[Start of Attachment]

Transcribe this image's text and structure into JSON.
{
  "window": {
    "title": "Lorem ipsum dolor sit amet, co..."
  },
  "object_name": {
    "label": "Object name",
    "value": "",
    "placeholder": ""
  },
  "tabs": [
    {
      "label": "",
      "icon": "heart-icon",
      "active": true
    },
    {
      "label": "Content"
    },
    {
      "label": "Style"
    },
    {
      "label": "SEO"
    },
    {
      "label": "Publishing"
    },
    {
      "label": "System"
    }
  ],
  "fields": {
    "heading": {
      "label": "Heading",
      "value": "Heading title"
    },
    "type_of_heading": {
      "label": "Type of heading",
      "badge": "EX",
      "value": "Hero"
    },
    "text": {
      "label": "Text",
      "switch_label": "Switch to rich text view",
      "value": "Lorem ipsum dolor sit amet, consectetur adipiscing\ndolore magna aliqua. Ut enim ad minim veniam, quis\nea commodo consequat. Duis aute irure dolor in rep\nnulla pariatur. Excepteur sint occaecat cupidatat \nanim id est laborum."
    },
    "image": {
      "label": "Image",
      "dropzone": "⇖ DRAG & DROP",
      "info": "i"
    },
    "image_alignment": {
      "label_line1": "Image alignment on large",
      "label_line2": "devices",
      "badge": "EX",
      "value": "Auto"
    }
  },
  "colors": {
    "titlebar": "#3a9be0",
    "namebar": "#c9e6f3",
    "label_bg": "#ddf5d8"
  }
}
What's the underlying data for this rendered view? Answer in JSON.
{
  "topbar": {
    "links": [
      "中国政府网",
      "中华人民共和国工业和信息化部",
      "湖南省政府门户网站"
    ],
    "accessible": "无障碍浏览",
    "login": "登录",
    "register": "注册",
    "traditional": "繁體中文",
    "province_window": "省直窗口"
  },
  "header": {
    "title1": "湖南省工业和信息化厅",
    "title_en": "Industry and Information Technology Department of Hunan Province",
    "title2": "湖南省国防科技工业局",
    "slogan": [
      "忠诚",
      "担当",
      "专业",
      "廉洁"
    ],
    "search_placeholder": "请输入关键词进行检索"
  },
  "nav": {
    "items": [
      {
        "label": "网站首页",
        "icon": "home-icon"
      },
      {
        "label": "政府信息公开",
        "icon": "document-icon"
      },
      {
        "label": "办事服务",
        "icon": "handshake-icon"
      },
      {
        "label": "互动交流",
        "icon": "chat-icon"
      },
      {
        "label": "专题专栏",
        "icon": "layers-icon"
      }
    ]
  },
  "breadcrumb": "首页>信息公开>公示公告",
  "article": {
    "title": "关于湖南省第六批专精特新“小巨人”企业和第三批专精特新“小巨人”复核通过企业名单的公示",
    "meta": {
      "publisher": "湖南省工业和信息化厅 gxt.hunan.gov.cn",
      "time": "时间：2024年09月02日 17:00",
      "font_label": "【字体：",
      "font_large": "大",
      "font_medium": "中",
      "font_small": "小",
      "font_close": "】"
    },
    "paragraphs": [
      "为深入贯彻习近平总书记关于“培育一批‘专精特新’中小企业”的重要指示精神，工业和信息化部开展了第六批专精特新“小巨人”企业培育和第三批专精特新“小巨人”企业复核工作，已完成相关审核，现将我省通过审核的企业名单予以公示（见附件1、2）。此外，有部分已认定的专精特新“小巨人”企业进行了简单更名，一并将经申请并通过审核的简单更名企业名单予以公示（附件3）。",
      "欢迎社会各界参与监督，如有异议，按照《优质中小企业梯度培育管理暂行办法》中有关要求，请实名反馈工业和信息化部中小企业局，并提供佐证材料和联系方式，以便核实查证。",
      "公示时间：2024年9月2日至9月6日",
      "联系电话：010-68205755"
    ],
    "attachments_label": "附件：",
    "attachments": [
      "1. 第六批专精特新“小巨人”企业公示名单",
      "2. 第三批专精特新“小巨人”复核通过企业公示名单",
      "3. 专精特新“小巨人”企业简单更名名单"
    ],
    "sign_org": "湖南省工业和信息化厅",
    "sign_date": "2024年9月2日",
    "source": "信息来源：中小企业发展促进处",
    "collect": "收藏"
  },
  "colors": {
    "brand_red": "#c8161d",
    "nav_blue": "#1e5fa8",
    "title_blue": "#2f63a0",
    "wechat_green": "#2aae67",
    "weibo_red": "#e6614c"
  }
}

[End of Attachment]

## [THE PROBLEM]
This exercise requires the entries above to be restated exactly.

## [OUTPUT BELOW]
Transcribe this image's text and structure into JSON.
{
  "window": {
    "title": "Lorem ipsum dolor sit amet, co..."
  },
  "object_name": {
    "label": "Object name",
    "value": "",
    "placeholder": ""
  },
  "tabs": [
    {
      "label": "",
      "icon": "heart-icon",
      "active": true
    },
    {
      "label": "Content"
    },
    {
      "label": "Style"
    },
    {
      "label": "SEO"
    },
    {
      "label": "Publishing"
    },
    {
      "label": "System"
    }
  ],
  "fields": {
    "heading": {
      "label": "Heading",
      "value": "Heading title"
    },
    "type_of_heading": {
      "label": "Type of heading",
      "badge": "EX",
      "value": "Hero"
    },
    "text": {
      "label": "Text",
      "switch_label": "Switch to rich text view",
      "value": "Lorem ipsum dolor sit amet, consectetur adipiscing\ndolore magna aliqua. Ut enim ad minim veniam, quis\nea commodo consequat. Duis aute irure dolor in rep\nnulla pariatur. Excepteur sint occaecat cupidatat \nanim id est laborum."
    },
    "image": {
      "label": "Image",
      "dropzone": "⇖ DRAG & DROP",
      "info": "i"
    },
    "image_alignment": {
      "label_line1": "Image alignment on large",
      "label_line2": "devices",
      "badge": "EX",
      "value": "Auto"
    }
  },
  "colors": {
    "titlebar": "#3a9be0",
    "namebar": "#c9e6f3",
    "label_bg": "#ddf5d8"
  }
}
What's the underlying data for this rendered view? Answer in JSON.
{
  "topbar": {
    "links": [
      "中国政府网",
      "中华人民共和国工业和信息化部",
      "湖南省政府门户网站"
    ],
    "accessible": "无障碍浏览",
    "login": "登录",
    "register": "注册",
    "traditional": "繁體中文",
    "province_window": "省直窗口"
  },
  "header": {
    "title1": "湖南省工业和信息化厅",
    "title_en": "Industry and Information Technology Department of Hunan Province",
    "title2": "湖南省国防科技工业局",
    "slogan": [
      "忠诚",
      "担当",
      "专业",
      "廉洁"
    ],
    "search_placeholder": "请输入关键词进行检索"
  },
  "nav": {
    "items": [
      {
        "label": "网站首页",
        "icon": "home-icon"
      },
      {
        "label": "政府信息公开",
        "icon": "document-icon"
      },
      {
        "label": "办事服务",
        "icon": "handshake-icon"
      },
      {
        "label": "互动交流",
        "icon": "chat-icon"
      },
      {
        "label": "专题专栏",
        "icon": "layers-icon"
      }
    ]
  },
  "breadcrumb": "首页>信息公开>公示公告",
  "article": {
    "title": "关于湖南省第六批专精特新“小巨人”企业和第三批专精特新“小巨人”复核通过企业名单的公示",
    "meta": {
      "publisher": "湖南省工业和信息化厅 gxt.hunan.gov.cn",
      "time": "时间：2024年09月02日 17:00",
      "font_label": "【字体：",
      "font_large": "大",
      "font_medium": "中",
      "font_small": "小",
      "font_close": "】"
    },
    "paragraphs": [
      "为深入贯彻习近平总书记关于“培育一批‘专精特新’中小企业”的重要指示精神，工业和信息化部开展了第六批专精特新“小巨人”企业培育和第三批专精特新“小巨人”企业复核工作，已完成相关审核，现将我省通过审核的企业名单予以公示（见附件1、2）。此外，有部分已认定的专精特新“小巨人”企业进行了简单更名，一并将经申请并通过审核的简单更名企业名单予以公示（附件3）。",
      "欢迎社会各界参与监督，如有异议，按照《优质中小企业梯度培育管理暂行办法》中有关要求，请实名反馈工业和信息化部中小企业局，并提供佐证材料和联系方式，以便核实查证。",
      "公示时间：2024年9月2日至9月6日",
      "联系电话：010-68205755"
    ],
    "attachments_label": "附件：",
    "attachments": [
      "1. 第六批专精特新“小巨人”企业公示名单",
      "2. 第三批专精特新“小巨人”复核通过企业公示名单",
      "3. 专精特新“小巨人”企业简单更名名单"
    ],
    "sign_org": "湖南省工业和信息化厅",
    "sign_date": "2024年9月2日",
    "source": "信息来源：中小企业发展促进处",
    "collect": "收藏"
  },
  "colors": {
    "brand_red": "#c8161d",
    "nav_blue": "#1e5fa8",
    "title_blue": "#2f63a0",
    "wechat_green": "#2aae67",
    "weibo_red": "#e6614c"
  }
}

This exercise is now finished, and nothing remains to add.